Here’s some information about a great program that saves bicycles from the landfill, puts prisoners to work, and provides bikes for needy kids — a win, win, win, all around!
From the Great Bend Tribune:
Sadly, especially in today’s struggling recession-strapped economy, a lot of young people come from families that can’t afford a safe bicycle, but that problem is being addressed with the help of a couple of unlikely sources in Kansas.
One is the local landfill and the other is a penitentiary.
Thanks to the watchful eyes of the Barton County Landfill staff and their efforts to save, load and transport cast-off bikes, a lot of kids around Kansas will be on the streets this summer season.
Landfill Manager Mark Witt reported recently that his staff has taken another load of bikes in for the recycling program.
“The Barton County Landfill transported 128 bicycles to the Ellsworth Correctional Facility for recycling/refurbishing,” Witt reported. “The bicycles are refurbished by inmates and then provided free of charge to individuals and organizations.”
Some of the bicycles are saved out of trash, and others are dropped off by patrons who know about the recycling program, Witt added. Anyone can donate a bike for the effort, no matter the condition, because even bikes that can’t be ridden in their current condition can be used for parts.
“The landfill accepts bicycles free of charge from the public for this program,” Witt noted.
Witt explained earlier that the bikes are hauled to ECF where they go through a rigorous process to make sure they will be safe to use. In some cases, Witt explained, the bikes are in almost new condition. Others are in worse shape.
The refurbishers make sure the frame is straight and safe and then begin to fix up the bike. That may include repainting it, replacing parts, putting on a new seat or doing other work. If the bike is not in good enough condition to renovate, Witt explained, it will still be used in the project and all good parts will be salvaged for use on other bikes. [read more]
The Ellsworth Correctional Facility’s Pedals for Progress/Bicycle Refurbishing Program has been reconditioning used bicycles since 1999, and provides bicycles to Kansas children, with excess bikes going to third world countries. The program reduces solid waste in landfills, provides meaningful and fulfilling work for inmates, and offer a means of transportation for those in need.
In 2004, 822 bicycles were distributed through the bicycle refurbishing program, with 449 of these sent to Guatemala through the Pedals for Progress program. An additional 500 bicycles were prepared for PFP shipment to the country of Columbia in South America. During 2005, Ellsworth shipped one containers holding 430 bicycles to Guatemala. Pedals for Progress is a nonprofit organization designed to assist the underprivileged in developing third world countries by providing them with inexpensive, nonpolluting transportation to get to work, school, and social services.

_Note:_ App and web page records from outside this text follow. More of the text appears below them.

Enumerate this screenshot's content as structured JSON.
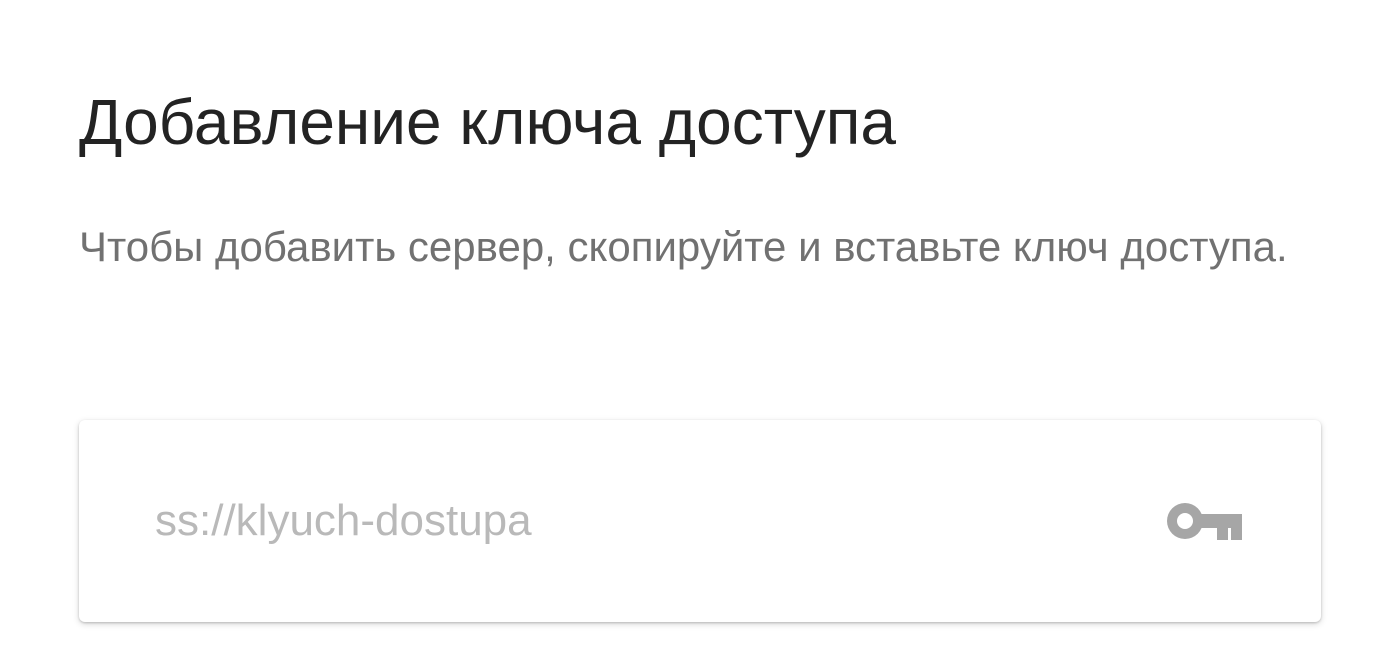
{
  "dialog": {
    "title": "Добавление ключа доступа",
    "description": "Чтобы добавить сервер, скопируйте и вставьте ключ доступа.",
    "access_key_input": {
      "value": "",
      "placeholder": "ss://klyuch-dostupa"
    },
    "key_icon": "key-icon"
  },
  "colors": {
    "background": "#ffffff",
    "title_text": "#232323",
    "description_text": "#717171",
    "placeholder_text": "#b9b9b9",
    "icon": "#a6a6a6"
  }
}
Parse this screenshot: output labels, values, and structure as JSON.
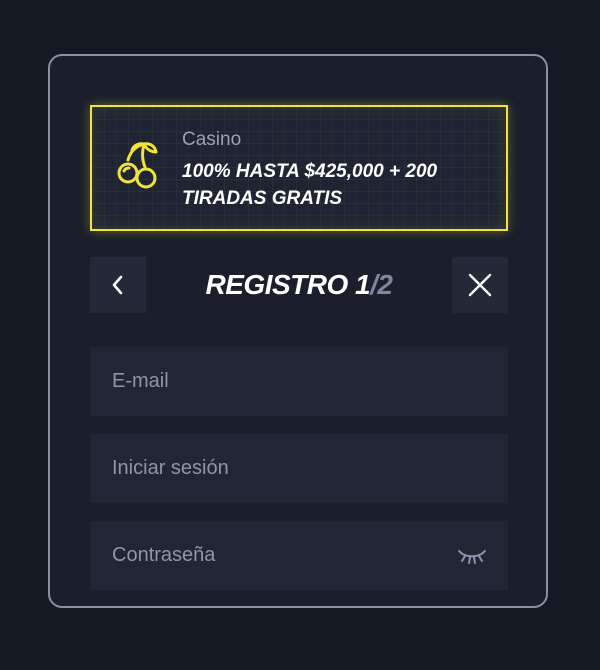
{
  "promo": {
    "category": "Casino",
    "text": "100% HASTA $425,000 + 200 TIRADAS GRATIS",
    "icon": "cherries-icon",
    "accent_color": "#f1e23c"
  },
  "header": {
    "title": "REGISTRO",
    "step_current": "1",
    "step_separator": "/",
    "step_total": "2",
    "back_icon": "chevron-left-icon",
    "close_icon": "close-icon"
  },
  "form": {
    "email_placeholder": "E-mail",
    "email_value": "",
    "login_placeholder": "Iniciar sesión",
    "login_value": "",
    "password_placeholder": "Contraseña",
    "password_value": "",
    "password_toggle_icon": "eye-closed-icon"
  }
}
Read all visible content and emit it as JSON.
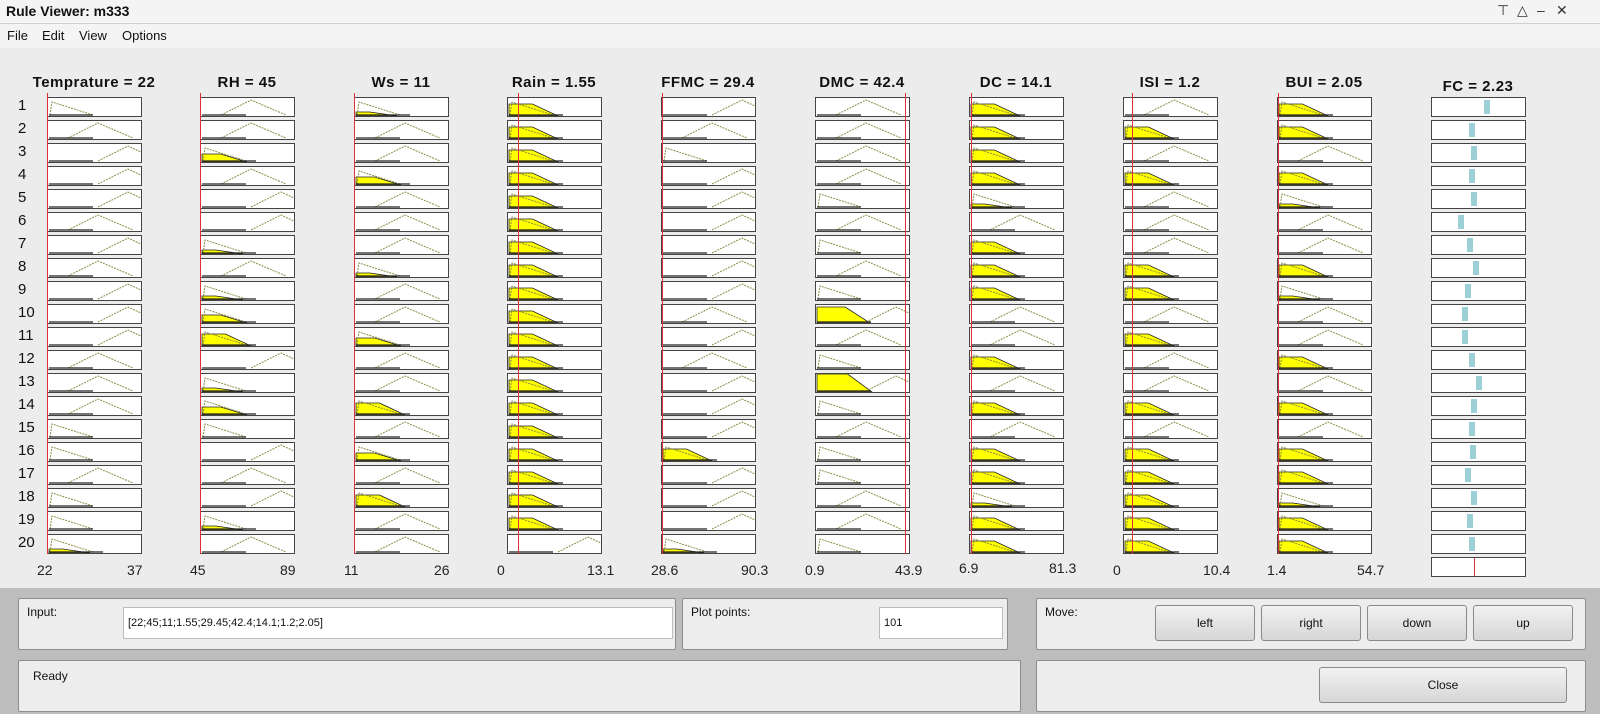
{
  "window": {
    "title": "Rule Viewer: m333",
    "controls": [
      "pin-icon",
      "maximize-icon",
      "minimize-icon",
      "close-icon"
    ]
  },
  "menu": [
    "File",
    "Edit",
    "View",
    "Options"
  ],
  "inputs": [
    {
      "title": "Temprature = 22",
      "min": "22",
      "max": "37",
      "value_frac": 0.0,
      "rows": [
        [
          0,
          0
        ],
        [
          1,
          0
        ],
        [
          2,
          0
        ],
        [
          2,
          0
        ],
        [
          2,
          0
        ],
        [
          1,
          0
        ],
        [
          2,
          0
        ],
        [
          1,
          0
        ],
        [
          2,
          0
        ],
        [
          2,
          0
        ],
        [
          2,
          0
        ],
        [
          1,
          0
        ],
        [
          1,
          0
        ],
        [
          1,
          0
        ],
        [
          0,
          0
        ],
        [
          0,
          0
        ],
        [
          1,
          0
        ],
        [
          0,
          0
        ],
        [
          0,
          0
        ],
        [
          0,
          1
        ]
      ]
    },
    {
      "title": "RH = 45",
      "min": "45",
      "max": "89",
      "value_frac": 0.0,
      "rows": [
        [
          1,
          0
        ],
        [
          1,
          0
        ],
        [
          0,
          2
        ],
        [
          1,
          0
        ],
        [
          2,
          0
        ],
        [
          2,
          0
        ],
        [
          0,
          1
        ],
        [
          1,
          0
        ],
        [
          0,
          1
        ],
        [
          0,
          2
        ],
        [
          0,
          3
        ],
        [
          2,
          0
        ],
        [
          0,
          1
        ],
        [
          0,
          2
        ],
        [
          0,
          0
        ],
        [
          2,
          0
        ],
        [
          1,
          0
        ],
        [
          2,
          0
        ],
        [
          0,
          1
        ],
        [
          1,
          0
        ]
      ]
    },
    {
      "title": "Ws = 11",
      "min": "11",
      "max": "26",
      "value_frac": 0.0,
      "rows": [
        [
          0,
          1
        ],
        [
          1,
          0
        ],
        [
          1,
          0
        ],
        [
          0,
          2
        ],
        [
          1,
          0
        ],
        [
          1,
          0
        ],
        [
          1,
          0
        ],
        [
          0,
          1
        ],
        [
          1,
          0
        ],
        [
          1,
          0
        ],
        [
          0,
          2
        ],
        [
          1,
          0
        ],
        [
          1,
          0
        ],
        [
          0,
          3
        ],
        [
          1,
          0
        ],
        [
          0,
          2
        ],
        [
          1,
          0
        ],
        [
          0,
          3
        ],
        [
          1,
          0
        ],
        [
          1,
          0
        ]
      ]
    },
    {
      "title": "Rain = 1.55",
      "min": "0",
      "max": "13.1",
      "value_frac": 0.12,
      "rows": [
        [
          0,
          3
        ],
        [
          0,
          3
        ],
        [
          0,
          3
        ],
        [
          0,
          3
        ],
        [
          0,
          3
        ],
        [
          0,
          3
        ],
        [
          0,
          3
        ],
        [
          0,
          3
        ],
        [
          0,
          3
        ],
        [
          0,
          3
        ],
        [
          0,
          3
        ],
        [
          0,
          3
        ],
        [
          0,
          3
        ],
        [
          0,
          3
        ],
        [
          0,
          3
        ],
        [
          0,
          3
        ],
        [
          0,
          3
        ],
        [
          0,
          3
        ],
        [
          0,
          3
        ],
        [
          2,
          0
        ]
      ]
    },
    {
      "title": "FFMC = 29.4",
      "min": "28.6",
      "max": "90.3",
      "value_frac": 0.01,
      "rows": [
        [
          2,
          0
        ],
        [
          1,
          0
        ],
        [
          0,
          0
        ],
        [
          2,
          0
        ],
        [
          2,
          0
        ],
        [
          2,
          0
        ],
        [
          2,
          0
        ],
        [
          2,
          0
        ],
        [
          2,
          0
        ],
        [
          1,
          0
        ],
        [
          2,
          0
        ],
        [
          1,
          0
        ],
        [
          2,
          0
        ],
        [
          2,
          0
        ],
        [
          2,
          0
        ],
        [
          0,
          3
        ],
        [
          2,
          0
        ],
        [
          2,
          0
        ],
        [
          2,
          0
        ],
        [
          0,
          1
        ]
      ]
    },
    {
      "title": "DMC = 42.4",
      "min": "0.9",
      "max": "43.9",
      "value_frac": 0.97,
      "rows": [
        [
          1,
          0
        ],
        [
          1,
          0
        ],
        [
          1,
          0
        ],
        [
          1,
          0
        ],
        [
          0,
          0
        ],
        [
          1,
          0
        ],
        [
          0,
          0
        ],
        [
          1,
          0
        ],
        [
          0,
          0
        ],
        [
          2,
          4
        ],
        [
          1,
          0
        ],
        [
          0,
          0
        ],
        [
          2,
          5
        ],
        [
          0,
          0
        ],
        [
          1,
          0
        ],
        [
          0,
          0
        ],
        [
          0,
          0
        ],
        [
          1,
          0
        ],
        [
          1,
          0
        ],
        [
          0,
          0
        ]
      ]
    },
    {
      "title": "DC = 14.1",
      "min": "6.9",
      "max": "81.3",
      "value_frac": 0.02,
      "rows": [
        [
          0,
          3
        ],
        [
          0,
          3
        ],
        [
          0,
          3
        ],
        [
          0,
          3
        ],
        [
          0,
          1
        ],
        [
          1,
          0
        ],
        [
          0,
          3
        ],
        [
          0,
          3
        ],
        [
          0,
          3
        ],
        [
          1,
          0
        ],
        [
          1,
          0
        ],
        [
          0,
          3
        ],
        [
          1,
          0
        ],
        [
          0,
          3
        ],
        [
          1,
          0
        ],
        [
          0,
          3
        ],
        [
          0,
          3
        ],
        [
          0,
          1
        ],
        [
          0,
          3
        ],
        [
          0,
          3
        ]
      ]
    },
    {
      "title": "ISI = 1.2",
      "min": "0",
      "max": "10.4",
      "value_frac": 0.1,
      "rows": [
        [
          1,
          0
        ],
        [
          0,
          3
        ],
        [
          1,
          0
        ],
        [
          0,
          3
        ],
        [
          1,
          0
        ],
        [
          1,
          0
        ],
        [
          1,
          0
        ],
        [
          0,
          3
        ],
        [
          0,
          3
        ],
        [
          1,
          0
        ],
        [
          0,
          3
        ],
        [
          1,
          0
        ],
        [
          1,
          0
        ],
        [
          0,
          3
        ],
        [
          1,
          0
        ],
        [
          0,
          3
        ],
        [
          0,
          3
        ],
        [
          0,
          3
        ],
        [
          0,
          3
        ],
        [
          0,
          3
        ]
      ]
    },
    {
      "title": "BUI = 2.05",
      "min": "1.4",
      "max": "54.7",
      "value_frac": 0.01,
      "rows": [
        [
          0,
          3
        ],
        [
          0,
          3
        ],
        [
          1,
          0
        ],
        [
          0,
          3
        ],
        [
          0,
          1
        ],
        [
          1,
          0
        ],
        [
          1,
          0
        ],
        [
          0,
          3
        ],
        [
          0,
          1
        ],
        [
          1,
          0
        ],
        [
          1,
          0
        ],
        [
          0,
          3
        ],
        [
          1,
          0
        ],
        [
          0,
          3
        ],
        [
          1,
          0
        ],
        [
          0,
          3
        ],
        [
          0,
          3
        ],
        [
          0,
          1
        ],
        [
          0,
          3
        ],
        [
          0,
          3
        ]
      ]
    }
  ],
  "output": {
    "title": "FC = 2.23",
    "value_frac": 0.45,
    "bar_positions": [
      0.6,
      0.42,
      0.45,
      0.42,
      0.45,
      0.3,
      0.4,
      0.47,
      0.38,
      0.35,
      0.35,
      0.42,
      0.5,
      0.45,
      0.42,
      0.44,
      0.38,
      0.45,
      0.4,
      0.42
    ]
  },
  "row_labels": [
    "1",
    "2",
    "3",
    "4",
    "5",
    "6",
    "7",
    "8",
    "9",
    "10",
    "11",
    "12",
    "13",
    "14",
    "15",
    "16",
    "17",
    "18",
    "19",
    "20"
  ],
  "bottom": {
    "input_label": "Input:",
    "input_value": "[22;45;11;1.55;29.45;42.4;14.1;1.2;2.05]",
    "plot_points_label": "Plot points:",
    "plot_points_value": "101",
    "move_label": "Move:",
    "buttons": {
      "left": "left",
      "right": "right",
      "down": "down",
      "up": "up",
      "close": "Close"
    },
    "status": "Ready"
  },
  "colors": {
    "fill": "#ffff00",
    "curve": "#8c8c4a",
    "red_line": "#e0303a",
    "output_bar": "#9ccfd6"
  }
}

In 2007, the Coronado Crossing Adopt-a-Bike Program distributed a number of the bicycles to children in Dodge City, and earlier this year, the Optimist Club gave 75 bicycles to children in Pratt, Kansas.
Here is some additional info from Pedals for Progress about the program, from their 2004 newsletter:
The ECF bicycle program employs 15 inmates and provides valuable work for these men throughout the day. Their pay is provided by the State of Kansas and is not part of donated funds for the bicycle repairs. Additional supporting funds for this project come from the Ellsworth Kiwanis Club, which serves as the program’s sponsoring civic group. Through the Kiwanis, necessary funds for the purchase of supplies, parts, tubes and tires are provided.
Bikes leaving ECF are among the best bikes Pedals for Progress collects. After all, these bikes receive special treatment far beyond the usual P4P bike processing. To begin with, the shop area for the ECF Bicycle program is as well organized as a professional bike shop. And the work done to each bike is very thorough. They are cleaned, lubed and tuned up, and even receive some disassembly in order to grease bearings and thoroughly clean the drive components. Worn tubes and tires are replaced with new ones. And when needed, the ECF inmates even go so far as to repaint the bikes. The bikes are made new again.
Inspired by doing something that benefits others, the productivity of the inmates in this program is very high. In addition to learning new skills, this work is very heartening to the men, especially when they receive news about how the bikes are being used wherever they’ve been shipped.
Both ECF and Pedals for Progress are very proud of the relationship that has been created through bicycles and good will. As with all P4P programs, ECF helps to prevent a valuable resource—used bikes—from becoming part the vast waste stream of America and gets these bikes to very deserving people across the world. And as an added benefit, the ECF/P4P program provides meaningful work for men seeking to improve their
own lives while incarcerated.
The Kansas Department of Corrections reports that, as of 2008, “20 inmates are employed in this program. Since inception, approximately 13,916 bicycles have been donated to the program and 4,412 bicycles have been distributed to individuals throughout the state of Kansas, and 1,336 bicycles were distributed through Pedals for Progress.”
It’s wonderful to see used bikes finding new homes and making a positive difference in people’s lives!
Photo courtesy of Pedals for Progress.
Post tags: Ellsworth